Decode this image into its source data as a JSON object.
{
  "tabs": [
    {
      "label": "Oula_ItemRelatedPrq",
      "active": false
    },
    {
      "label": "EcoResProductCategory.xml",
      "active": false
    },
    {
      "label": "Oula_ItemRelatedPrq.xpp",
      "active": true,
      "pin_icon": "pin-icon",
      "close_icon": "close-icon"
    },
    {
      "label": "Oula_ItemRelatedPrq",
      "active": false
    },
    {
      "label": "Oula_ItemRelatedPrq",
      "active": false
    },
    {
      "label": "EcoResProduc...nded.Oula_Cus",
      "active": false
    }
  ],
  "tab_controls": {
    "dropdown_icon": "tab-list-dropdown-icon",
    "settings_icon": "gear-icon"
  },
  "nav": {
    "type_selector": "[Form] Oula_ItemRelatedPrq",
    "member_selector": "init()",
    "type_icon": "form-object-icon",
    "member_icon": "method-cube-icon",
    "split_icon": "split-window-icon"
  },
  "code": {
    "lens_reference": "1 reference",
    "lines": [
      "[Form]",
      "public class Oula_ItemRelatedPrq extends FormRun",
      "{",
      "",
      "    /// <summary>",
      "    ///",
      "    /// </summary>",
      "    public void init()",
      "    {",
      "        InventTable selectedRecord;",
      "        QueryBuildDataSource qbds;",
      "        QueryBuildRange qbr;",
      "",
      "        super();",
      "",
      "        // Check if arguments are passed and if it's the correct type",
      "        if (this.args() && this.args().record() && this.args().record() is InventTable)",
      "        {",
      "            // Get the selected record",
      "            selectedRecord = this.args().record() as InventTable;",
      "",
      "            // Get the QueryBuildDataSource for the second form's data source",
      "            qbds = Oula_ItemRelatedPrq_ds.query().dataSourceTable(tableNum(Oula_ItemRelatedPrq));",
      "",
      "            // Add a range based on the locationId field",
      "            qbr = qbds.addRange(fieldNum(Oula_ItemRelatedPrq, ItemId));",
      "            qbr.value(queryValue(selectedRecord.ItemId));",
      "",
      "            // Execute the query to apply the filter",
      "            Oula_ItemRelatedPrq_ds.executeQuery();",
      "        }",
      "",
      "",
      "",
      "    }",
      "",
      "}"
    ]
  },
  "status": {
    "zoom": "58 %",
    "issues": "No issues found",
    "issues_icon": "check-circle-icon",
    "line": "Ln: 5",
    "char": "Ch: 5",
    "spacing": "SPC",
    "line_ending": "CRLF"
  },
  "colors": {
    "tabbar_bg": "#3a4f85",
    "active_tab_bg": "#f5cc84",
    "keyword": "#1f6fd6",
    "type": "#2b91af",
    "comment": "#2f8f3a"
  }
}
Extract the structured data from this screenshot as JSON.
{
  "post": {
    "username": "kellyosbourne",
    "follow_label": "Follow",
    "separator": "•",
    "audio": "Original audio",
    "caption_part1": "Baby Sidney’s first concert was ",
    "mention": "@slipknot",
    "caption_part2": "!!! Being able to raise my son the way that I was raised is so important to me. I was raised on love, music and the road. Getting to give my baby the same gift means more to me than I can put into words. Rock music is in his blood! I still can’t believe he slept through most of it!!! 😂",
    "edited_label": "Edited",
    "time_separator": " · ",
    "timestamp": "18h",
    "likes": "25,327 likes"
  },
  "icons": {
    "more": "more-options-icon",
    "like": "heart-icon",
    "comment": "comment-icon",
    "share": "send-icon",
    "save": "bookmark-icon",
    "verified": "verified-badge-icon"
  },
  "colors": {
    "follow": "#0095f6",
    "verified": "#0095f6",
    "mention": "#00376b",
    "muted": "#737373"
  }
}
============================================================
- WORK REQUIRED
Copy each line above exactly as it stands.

- SOLUTION FOR THIS PROBLEM
Decode this image into its source data as a JSON object.
{
  "tabs": [
    {
      "label": "Oula_ItemRelatedPrq",
      "active": false
    },
    {
      "label": "EcoResProductCategory.xml",
      "active": false
    },
    {
      "label": "Oula_ItemRelatedPrq.xpp",
      "active": true,
      "pin_icon": "pin-icon",
      "close_icon": "close-icon"
    },
    {
      "label": "Oula_ItemRelatedPrq",
      "active": false
    },
    {
      "label": "Oula_ItemRelatedPrq",
      "active": false
    },
    {
      "label": "EcoResProduc...nded.Oula_Cus",
      "active": false
    }
  ],
  "tab_controls": {
    "dropdown_icon": "tab-list-dropdown-icon",
    "settings_icon": "gear-icon"
  },
  "nav": {
    "type_selector": "[Form] Oula_ItemRelatedPrq",
    "member_selector": "init()",
    "type_icon": "form-object-icon",
    "member_icon": "method-cube-icon",
    "split_icon": "split-window-icon"
  },
  "code": {
    "lens_reference": "1 reference",
    "lines": [
      "[Form]",
      "public class Oula_ItemRelatedPrq extends FormRun",
      "{",
      "",
      "    /// <summary>",
      "    ///",
      "    /// </summary>",
      "    public void init()",
      "    {",
      "        InventTable selectedRecord;",
      "        QueryBuildDataSource qbds;",
      "        QueryBuildRange qbr;",
      "",
      "        super();",
      "",
      "        // Check if arguments are passed and if it's the correct type",
      "        if (this.args() && this.args().record() && this.args().record() is InventTable)",
      "        {",
      "            // Get the selected record",
      "            selectedRecord = this.args().record() as InventTable;",
      "",
      "            // Get the QueryBuildDataSource for the second form's data source",
      "            qbds = Oula_ItemRelatedPrq_ds.query().dataSourceTable(tableNum(Oula_ItemRelatedPrq));",
      "",
      "            // Add a range based on the locationId field",
      "            qbr = qbds.addRange(fieldNum(Oula_ItemRelatedPrq, ItemId));",
      "            qbr.value(queryValue(selectedRecord.ItemId));",
      "",
      "            // Execute the query to apply the filter",
      "            Oula_ItemRelatedPrq_ds.executeQuery();",
      "        }",
      "",
      "",
      "",
      "    }",
      "",
      "}"
    ]
  },
  "status": {
    "zoom": "58 %",
    "issues": "No issues found",
    "issues_icon": "check-circle-icon",
    "line": "Ln: 5",
    "char": "Ch: 5",
    "spacing": "SPC",
    "line_ending": "CRLF"
  },
  "colors": {
    "tabbar_bg": "#3a4f85",
    "active_tab_bg": "#f5cc84",
    "keyword": "#1f6fd6",
    "type": "#2b91af",
    "comment": "#2f8f3a"
  }
}
Extract the structured data from this screenshot as JSON.
{
  "post": {
    "username": "kellyosbourne",
    "follow_label": "Follow",
    "separator": "•",
    "audio": "Original audio",
    "caption_part1": "Baby Sidney’s first concert was ",
    "mention": "@slipknot",
    "caption_part2": "!!! Being able to raise my son the way that I was raised is so important to me. I was raised on love, music and the road. Getting to give my baby the same gift means more to me than I can put into words. Rock music is in his blood! I still can’t believe he slept through most of it!!! 😂",
    "edited_label": "Edited",
    "time_separator": " · ",
    "timestamp": "18h",
    "likes": "25,327 likes"
  },
  "icons": {
    "more": "more-options-icon",
    "like": "heart-icon",
    "comment": "comment-icon",
    "share": "send-icon",
    "save": "bookmark-icon",
    "verified": "verified-badge-icon"
  },
  "colors": {
    "follow": "#0095f6",
    "verified": "#0095f6",
    "mention": "#00376b",
    "muted": "#737373"
  }
}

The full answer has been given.